Yesterday, September 14th, 2021, Google added a new video to its #AskGooglebot video series, which is basically a YouTube playlist of short videos.
In each video, John Mueller, who’s a Search Advocate at Google, answers a specific question about a topic that’s relevant to webmasters and SEO professionals.
In yesterday’s video, there were 3 related questions, all having to do with how a WordPress site’s theme can play a role in SEO.
The questions were:
Does changing the theme of a WordPress website affect the ranking?
If it does, to what degree?
What are the best practices while changing the theme/design?
To begin, yes, changing the theme of a WordPress website can affect various aspects of its SEO performance, and hence, ranking.
More specifically, themes can differ from each other in the sense that a new theme can be different in how content is displayed, whether or not there are internal links, whether the page loads quicker or slower, what the content options are, and structured data use. (Changing to a new theme can affect more than just those.)
The Degree to Which Ranking/SEO Can Be Affected
As to what degree, well…it depends, of course on the theme you’re switching from, and the theme you’re switching to. (On some themes, even a change to a certain setting plugin can make a difference in SEO performance.)
Best Practices While Changing Themes
One thing that John recommends is that, before launching, or re-launching, with a new theme, you test your prospective/new theme on a practice website. He advises blocking robots (I’m guessing in robots.txt) so that your test website isn’t crawled.
(Personally, what I might do is just create a subdomain or subdirectory, install WordPress, and then, add my new theme to that new WordPress installation.)
Alternatively, instead of creating a new site, subdomain, or subdirectory, you can just install the theme onto your current WordPress site, and then test your new theme on the live site. The only small concern is that something may go wrong, but if that’s the case, you can always quickly switch back to your previous theme.
Do Consider How Your Content Is Displayed
John suggests checking out the SEO Starter Guide, and also to consider the HTML that’s generated by the theme.
You can also use testing tools in Search Console to test your prospective theme, and make comparisons to your current one.
One such test (though it’s not in Search Console), is Google’s Page Speed Insights. You can basically open Page Speed Insights in two different tabs, put the URL of your current theme into one tab, run the test, and compare your score with the URL of your test site/prospective them in the second tab.
Most modern WordPress themes are Mobile-Friendly (which means they’ll display well on a mobile device), but just to be sure, you can test it out using Google’s Mobile-Friendly test.
On YouTube, one of the links in the video’s description area goes to this debugging page, so depending on your situation, time, and resources, do check it out (or have your webmaster do so).
What’s been covered here (and in the video) are just the beginning of what can be an extensive discussion.
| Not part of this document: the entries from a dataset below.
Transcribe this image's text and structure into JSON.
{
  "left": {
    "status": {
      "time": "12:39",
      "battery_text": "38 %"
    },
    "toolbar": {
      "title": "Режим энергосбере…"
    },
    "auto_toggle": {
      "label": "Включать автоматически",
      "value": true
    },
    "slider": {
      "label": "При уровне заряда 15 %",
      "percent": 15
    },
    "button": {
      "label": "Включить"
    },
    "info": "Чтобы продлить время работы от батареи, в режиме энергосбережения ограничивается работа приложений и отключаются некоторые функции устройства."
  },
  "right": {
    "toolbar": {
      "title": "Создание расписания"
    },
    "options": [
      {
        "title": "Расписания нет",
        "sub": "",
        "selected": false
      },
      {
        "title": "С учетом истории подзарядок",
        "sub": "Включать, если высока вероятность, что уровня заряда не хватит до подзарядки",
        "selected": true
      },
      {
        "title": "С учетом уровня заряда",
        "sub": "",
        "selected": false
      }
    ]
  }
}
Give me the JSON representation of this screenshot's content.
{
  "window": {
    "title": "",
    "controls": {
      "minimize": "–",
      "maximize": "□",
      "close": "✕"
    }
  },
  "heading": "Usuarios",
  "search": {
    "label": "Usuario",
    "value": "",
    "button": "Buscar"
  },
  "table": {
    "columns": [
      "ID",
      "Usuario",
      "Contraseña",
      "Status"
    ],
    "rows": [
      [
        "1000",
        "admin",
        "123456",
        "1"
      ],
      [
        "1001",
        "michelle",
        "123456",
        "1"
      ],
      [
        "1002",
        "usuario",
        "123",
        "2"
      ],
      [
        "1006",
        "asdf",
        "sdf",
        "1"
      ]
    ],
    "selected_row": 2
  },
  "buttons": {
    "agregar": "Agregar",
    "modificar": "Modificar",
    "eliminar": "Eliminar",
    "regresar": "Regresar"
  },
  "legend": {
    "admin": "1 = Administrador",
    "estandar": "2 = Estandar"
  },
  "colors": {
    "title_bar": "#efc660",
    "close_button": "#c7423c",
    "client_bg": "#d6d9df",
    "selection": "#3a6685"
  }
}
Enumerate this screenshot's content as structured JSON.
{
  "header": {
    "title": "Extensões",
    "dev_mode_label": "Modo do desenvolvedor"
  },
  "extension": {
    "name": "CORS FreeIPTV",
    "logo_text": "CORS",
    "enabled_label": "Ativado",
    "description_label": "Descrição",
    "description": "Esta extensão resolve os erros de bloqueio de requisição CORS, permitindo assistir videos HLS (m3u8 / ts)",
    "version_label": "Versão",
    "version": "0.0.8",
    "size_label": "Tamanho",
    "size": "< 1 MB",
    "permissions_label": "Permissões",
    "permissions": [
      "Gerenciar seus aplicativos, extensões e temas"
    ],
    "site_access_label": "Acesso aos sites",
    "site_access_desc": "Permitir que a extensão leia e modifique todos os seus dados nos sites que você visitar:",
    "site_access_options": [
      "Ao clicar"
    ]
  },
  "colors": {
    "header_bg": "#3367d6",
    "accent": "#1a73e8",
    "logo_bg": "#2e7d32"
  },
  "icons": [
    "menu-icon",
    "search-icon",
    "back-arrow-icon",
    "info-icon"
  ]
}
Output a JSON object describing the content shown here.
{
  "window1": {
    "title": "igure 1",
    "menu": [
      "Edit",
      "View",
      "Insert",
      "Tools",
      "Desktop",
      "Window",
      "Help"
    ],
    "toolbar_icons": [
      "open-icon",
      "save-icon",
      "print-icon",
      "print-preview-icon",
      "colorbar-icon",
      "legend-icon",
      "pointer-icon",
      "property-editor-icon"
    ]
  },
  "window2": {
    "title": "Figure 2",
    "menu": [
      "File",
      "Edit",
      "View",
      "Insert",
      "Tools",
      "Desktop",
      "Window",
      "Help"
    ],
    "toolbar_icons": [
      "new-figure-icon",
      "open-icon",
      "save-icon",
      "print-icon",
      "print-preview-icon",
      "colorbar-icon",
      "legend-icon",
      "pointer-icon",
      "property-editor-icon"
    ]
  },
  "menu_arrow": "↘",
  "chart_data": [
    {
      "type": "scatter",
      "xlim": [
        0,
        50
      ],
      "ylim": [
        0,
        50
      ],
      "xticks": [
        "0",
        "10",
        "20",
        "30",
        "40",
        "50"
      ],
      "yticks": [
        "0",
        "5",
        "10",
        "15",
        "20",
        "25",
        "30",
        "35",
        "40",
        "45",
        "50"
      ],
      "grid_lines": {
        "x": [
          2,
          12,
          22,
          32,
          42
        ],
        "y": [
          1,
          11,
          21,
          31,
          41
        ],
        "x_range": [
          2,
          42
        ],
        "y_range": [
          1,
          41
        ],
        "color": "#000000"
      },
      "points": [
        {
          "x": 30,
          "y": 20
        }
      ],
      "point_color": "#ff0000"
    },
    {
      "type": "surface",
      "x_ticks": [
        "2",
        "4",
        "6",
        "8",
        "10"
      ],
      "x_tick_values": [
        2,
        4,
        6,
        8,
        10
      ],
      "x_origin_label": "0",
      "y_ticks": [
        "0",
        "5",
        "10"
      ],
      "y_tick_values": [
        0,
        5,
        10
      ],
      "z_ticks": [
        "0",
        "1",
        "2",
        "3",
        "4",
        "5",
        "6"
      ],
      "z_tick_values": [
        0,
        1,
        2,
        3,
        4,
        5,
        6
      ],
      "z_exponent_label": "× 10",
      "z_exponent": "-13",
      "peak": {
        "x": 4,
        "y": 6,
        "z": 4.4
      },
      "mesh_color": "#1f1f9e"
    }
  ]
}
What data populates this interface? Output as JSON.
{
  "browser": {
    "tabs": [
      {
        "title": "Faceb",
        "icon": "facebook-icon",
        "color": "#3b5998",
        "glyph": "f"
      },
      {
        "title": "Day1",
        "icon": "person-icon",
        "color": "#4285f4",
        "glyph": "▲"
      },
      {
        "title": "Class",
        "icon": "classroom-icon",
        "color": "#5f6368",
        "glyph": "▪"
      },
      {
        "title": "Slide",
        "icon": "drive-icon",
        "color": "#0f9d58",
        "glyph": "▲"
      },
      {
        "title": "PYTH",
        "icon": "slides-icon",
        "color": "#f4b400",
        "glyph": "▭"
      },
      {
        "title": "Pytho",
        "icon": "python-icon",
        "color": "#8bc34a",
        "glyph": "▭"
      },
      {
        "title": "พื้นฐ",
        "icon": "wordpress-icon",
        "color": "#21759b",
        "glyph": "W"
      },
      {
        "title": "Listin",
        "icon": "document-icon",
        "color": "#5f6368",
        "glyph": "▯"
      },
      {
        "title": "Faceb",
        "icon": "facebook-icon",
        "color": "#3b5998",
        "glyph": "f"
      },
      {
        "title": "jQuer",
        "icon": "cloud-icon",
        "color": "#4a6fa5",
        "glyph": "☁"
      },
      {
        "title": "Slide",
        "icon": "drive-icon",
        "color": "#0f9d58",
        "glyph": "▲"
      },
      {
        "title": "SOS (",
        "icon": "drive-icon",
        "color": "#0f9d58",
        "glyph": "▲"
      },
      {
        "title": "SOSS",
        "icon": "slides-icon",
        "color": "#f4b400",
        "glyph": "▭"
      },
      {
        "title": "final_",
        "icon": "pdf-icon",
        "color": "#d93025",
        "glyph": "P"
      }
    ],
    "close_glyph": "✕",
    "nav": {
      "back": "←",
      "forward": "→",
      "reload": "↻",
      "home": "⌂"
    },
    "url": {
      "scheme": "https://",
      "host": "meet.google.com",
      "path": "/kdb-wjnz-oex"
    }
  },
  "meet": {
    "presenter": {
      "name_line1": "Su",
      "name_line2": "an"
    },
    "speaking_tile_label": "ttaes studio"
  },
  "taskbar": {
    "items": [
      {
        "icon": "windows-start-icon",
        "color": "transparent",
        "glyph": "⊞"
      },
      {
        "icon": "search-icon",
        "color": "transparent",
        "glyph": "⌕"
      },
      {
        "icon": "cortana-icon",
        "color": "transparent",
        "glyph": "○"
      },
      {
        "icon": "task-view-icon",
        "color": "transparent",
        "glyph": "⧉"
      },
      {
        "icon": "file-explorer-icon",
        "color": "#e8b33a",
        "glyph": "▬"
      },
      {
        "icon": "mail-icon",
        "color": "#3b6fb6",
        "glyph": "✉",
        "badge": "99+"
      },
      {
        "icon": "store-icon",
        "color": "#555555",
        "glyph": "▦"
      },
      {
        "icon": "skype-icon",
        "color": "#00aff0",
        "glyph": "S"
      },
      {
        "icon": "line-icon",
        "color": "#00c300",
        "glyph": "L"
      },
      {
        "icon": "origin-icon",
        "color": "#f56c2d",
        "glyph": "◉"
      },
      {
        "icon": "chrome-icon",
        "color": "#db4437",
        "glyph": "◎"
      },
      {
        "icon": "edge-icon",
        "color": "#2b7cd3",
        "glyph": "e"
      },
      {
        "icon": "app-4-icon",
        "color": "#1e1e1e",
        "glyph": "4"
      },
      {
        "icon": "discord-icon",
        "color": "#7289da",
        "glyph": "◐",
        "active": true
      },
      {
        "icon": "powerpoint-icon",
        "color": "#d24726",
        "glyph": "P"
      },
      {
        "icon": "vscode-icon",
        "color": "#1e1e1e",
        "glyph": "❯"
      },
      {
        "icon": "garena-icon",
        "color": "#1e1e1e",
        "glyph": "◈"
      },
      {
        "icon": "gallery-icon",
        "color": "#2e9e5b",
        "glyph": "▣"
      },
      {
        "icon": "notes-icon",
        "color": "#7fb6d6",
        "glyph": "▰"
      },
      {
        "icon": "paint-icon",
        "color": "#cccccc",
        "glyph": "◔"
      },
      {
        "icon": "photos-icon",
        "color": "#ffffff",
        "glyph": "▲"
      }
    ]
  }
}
That said, if you diligently apply the testing methods listed here, you can go a long way in determining if your prospective theme will be an SEO advantage to you.
That said, do remember something that’s, in some ways, more important than SEO and, in a way, determines SEO, and that’s UX, or user experience.
Google’s SEO is based on how they think users like your pages.
Great, helpful, one-of-a-kind quality content that’s easy to access is probably just as important as the theme you use. And, if the theme you use enhances UX while having great SEO performance metrics, you’ve got a winning candidate.